• _WORK INSTRUCTIONS_
Gather all lines in the records below that include the word "logo".

[Component data from apps and pages]
========

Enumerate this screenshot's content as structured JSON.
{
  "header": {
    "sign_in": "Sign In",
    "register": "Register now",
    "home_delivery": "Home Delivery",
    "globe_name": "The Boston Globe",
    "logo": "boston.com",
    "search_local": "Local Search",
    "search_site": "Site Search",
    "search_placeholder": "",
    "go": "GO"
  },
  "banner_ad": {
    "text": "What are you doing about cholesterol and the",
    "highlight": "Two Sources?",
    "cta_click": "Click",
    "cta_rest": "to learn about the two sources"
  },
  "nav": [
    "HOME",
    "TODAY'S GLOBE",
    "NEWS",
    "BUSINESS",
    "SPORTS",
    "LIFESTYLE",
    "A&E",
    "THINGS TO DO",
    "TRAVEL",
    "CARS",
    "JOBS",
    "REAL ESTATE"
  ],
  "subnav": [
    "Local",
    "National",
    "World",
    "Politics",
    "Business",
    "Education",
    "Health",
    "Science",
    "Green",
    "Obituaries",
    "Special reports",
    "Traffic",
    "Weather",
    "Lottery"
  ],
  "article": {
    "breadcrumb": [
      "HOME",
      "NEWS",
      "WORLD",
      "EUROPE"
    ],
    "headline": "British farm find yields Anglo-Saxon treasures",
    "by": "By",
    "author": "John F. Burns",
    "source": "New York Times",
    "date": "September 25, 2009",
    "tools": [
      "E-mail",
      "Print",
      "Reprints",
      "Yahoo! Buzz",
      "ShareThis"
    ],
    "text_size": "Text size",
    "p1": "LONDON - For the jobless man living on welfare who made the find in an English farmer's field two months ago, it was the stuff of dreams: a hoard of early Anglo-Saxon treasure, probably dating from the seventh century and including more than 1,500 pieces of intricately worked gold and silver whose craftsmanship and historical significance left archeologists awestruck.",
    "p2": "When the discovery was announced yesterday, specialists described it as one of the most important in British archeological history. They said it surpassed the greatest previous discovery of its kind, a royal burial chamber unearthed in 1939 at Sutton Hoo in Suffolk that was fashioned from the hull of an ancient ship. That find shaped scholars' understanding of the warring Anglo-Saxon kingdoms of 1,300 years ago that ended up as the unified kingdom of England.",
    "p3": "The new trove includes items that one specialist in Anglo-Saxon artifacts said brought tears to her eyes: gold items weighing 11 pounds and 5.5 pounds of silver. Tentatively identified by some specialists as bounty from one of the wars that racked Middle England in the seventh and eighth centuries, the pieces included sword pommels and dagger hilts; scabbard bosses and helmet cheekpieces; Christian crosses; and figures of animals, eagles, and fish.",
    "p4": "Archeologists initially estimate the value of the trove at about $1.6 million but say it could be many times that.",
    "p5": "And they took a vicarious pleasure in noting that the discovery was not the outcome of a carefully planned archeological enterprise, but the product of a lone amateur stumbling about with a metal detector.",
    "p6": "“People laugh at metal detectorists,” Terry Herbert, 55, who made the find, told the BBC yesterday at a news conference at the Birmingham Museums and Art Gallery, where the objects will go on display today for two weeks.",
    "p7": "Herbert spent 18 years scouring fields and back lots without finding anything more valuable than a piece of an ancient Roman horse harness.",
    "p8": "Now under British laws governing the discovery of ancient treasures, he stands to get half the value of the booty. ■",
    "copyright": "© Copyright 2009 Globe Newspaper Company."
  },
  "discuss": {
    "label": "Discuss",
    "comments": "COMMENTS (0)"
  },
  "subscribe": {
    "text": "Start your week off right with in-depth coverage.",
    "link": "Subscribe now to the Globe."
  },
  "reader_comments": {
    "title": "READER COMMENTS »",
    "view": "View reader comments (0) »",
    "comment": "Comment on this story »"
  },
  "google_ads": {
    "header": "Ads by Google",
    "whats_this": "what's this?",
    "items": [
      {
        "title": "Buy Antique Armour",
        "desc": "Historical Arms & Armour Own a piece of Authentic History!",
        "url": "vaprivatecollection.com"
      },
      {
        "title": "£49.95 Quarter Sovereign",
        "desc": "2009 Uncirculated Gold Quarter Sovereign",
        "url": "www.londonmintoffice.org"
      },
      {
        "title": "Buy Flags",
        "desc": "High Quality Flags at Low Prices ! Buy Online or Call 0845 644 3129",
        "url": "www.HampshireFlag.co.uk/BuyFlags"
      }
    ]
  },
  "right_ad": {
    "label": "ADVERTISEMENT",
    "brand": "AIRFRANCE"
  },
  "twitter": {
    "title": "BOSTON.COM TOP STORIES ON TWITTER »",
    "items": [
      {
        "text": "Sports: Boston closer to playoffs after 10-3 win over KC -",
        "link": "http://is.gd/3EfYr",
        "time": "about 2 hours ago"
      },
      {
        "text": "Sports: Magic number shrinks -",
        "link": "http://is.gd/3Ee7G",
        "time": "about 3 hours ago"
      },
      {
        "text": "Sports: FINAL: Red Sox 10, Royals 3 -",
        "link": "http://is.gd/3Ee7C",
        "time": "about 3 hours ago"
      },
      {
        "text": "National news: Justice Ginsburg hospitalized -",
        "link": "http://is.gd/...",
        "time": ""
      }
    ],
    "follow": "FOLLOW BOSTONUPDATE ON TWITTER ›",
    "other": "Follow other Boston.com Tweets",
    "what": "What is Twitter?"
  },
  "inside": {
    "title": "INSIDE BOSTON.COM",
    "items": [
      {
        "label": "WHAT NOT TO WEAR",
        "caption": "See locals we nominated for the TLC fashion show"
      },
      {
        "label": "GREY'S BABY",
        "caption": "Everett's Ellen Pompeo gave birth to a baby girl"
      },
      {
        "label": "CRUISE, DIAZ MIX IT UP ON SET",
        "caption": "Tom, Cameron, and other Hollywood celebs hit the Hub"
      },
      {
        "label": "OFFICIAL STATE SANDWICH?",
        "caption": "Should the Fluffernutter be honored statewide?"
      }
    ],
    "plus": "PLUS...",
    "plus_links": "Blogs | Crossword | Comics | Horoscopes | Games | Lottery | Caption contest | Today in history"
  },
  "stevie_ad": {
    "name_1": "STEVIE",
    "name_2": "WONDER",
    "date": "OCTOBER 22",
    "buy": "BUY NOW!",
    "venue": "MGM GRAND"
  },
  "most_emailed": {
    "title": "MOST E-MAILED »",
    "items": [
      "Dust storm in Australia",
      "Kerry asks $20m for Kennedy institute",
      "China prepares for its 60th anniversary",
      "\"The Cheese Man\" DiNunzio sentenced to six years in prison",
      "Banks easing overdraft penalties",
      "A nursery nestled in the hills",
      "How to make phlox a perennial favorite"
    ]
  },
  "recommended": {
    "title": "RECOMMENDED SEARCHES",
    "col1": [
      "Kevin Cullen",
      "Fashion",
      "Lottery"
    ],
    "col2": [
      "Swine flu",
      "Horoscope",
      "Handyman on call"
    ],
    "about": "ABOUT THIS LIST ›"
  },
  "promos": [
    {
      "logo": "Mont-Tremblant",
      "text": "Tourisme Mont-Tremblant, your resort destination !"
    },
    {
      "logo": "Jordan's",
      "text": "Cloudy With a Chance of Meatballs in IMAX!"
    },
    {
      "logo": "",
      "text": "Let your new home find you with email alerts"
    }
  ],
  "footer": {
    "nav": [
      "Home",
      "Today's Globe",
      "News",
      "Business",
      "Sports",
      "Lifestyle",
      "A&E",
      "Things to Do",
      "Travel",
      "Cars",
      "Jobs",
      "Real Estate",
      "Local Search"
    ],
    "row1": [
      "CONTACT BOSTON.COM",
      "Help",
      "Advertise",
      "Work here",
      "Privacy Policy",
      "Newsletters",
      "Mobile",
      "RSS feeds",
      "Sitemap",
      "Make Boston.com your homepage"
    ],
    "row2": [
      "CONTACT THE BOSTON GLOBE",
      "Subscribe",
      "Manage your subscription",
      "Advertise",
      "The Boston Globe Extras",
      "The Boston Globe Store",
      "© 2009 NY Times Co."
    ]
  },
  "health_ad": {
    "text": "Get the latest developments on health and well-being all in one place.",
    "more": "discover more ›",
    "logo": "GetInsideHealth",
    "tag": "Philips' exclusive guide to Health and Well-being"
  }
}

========

• _SOLUTION TO THE EXERCISE_
    "logo": "boston.com",
      "logo": "Mont-Tremblant",
      "logo": "Jordan's",
      "logo": "",
    "logo": "GetInsideHealth",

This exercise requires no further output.